When shopping in a thrift store, it is important not to take everything at face value. Maybe there's a great jacket that's your chest size, but is huge in the waist, for $5. Don't think 'It's too big', think' it fits in the shoulder and it's $5. I can have this taken in for $15. 15+5=20.' Twenty bucks is pretty damn cheap for a quality sport coat, let alone one that has been tailored for you specifically.Similarly, remember the power of dry cleaning. Don't think 'this suit is a little musty' think 'what a nice suit. for 15 bucks it'll be fresh as new.'

By way of example, I offer two of my latest finds, the Harris Tweed and the Tartan Slacks.

In the case of the Harris Tweed, we have a really great jacket that is hard wearing and versatile, but smells a bit like the attic, for $7.99. Add $10 for dry cleaning and a three day wait, and I still come away with a jacket for $17.99.

The slacks are an even better example. To start with we have vintage wool Tartan plaid slacks for $2.99. Not only are they about 6 inches too long, but a close look at the run of the plaid lines along the seems reveals them to be (gasp!) quite flared. Not to worry. I took them to the tailor, had the length measured and then explained to him about the flares. He measured the existing hems, which were 10 1/2 inches, and said 'I can make the 8 1/2'. So, for $2.99 for the pants+$10 for the hems+$12 for the tapering I get a striking pair of pants that are both unusual and fit like a glove for $24.99.

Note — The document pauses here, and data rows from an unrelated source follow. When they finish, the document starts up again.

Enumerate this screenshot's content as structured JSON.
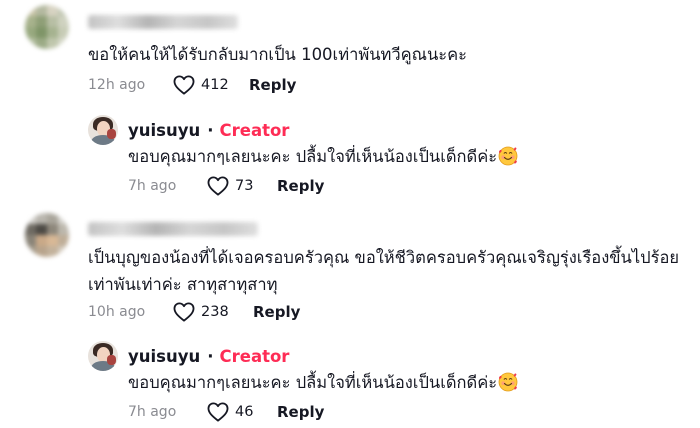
{
  "comments": [
    {
      "text": "ขอให้คนให้ได้รับกลับมากเป็น 100เท่าพันทวีคูณนะคะ",
      "time": "12h ago",
      "likes": "412",
      "reply_label": "Reply",
      "reply": {
        "username": "yuisuyu",
        "separator": "·",
        "badge": "Creator",
        "text": "ขอบคุณมากๆเลยนะคะ ปลื้มใจที่เห็นน้องเป็นเด็กดีค่ะ",
        "time": "7h ago",
        "likes": "73",
        "reply_label": "Reply"
      }
    },
    {
      "text_line1": "เป็นบุญของน้องที่ได้เจอครอบครัวคุณ ขอให้ชีวิตครอบครัวคุณเจริญรุ่งเรืองขึ้นไปร้อย",
      "text_line2": "เท่าพันเท่าค่ะ สาทุสาทุสาทุ",
      "time": "10h ago",
      "likes": "238",
      "reply_label": "Reply",
      "reply": {
        "username": "yuisuyu",
        "separator": "·",
        "badge": "Creator",
        "text": "ขอบคุณมากๆเลยนะคะ ปลื้มใจที่เห็นน้องเป็นเด็กดีค่ะ",
        "time": "7h ago",
        "likes": "46",
        "reply_label": "Reply"
      }
    }
  ],
  "colors": {
    "creator_badge": "#fe2c55",
    "meta_gray": "#8a8b91",
    "text": "#161823"
  },
  "icons": {
    "like": "heart-outline-icon",
    "emoji": "smiling-face-with-hearts-emoji"
  }
}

My point is, any well dressed man ought to know that the clothes he buys are usually not fit to wear until the tailor has worked on them. This is why any real men's shop has a tailoring staff, and insists on fittings and alterations. A thrift store find, when it is of sufficient quality, should not be viewed any differently.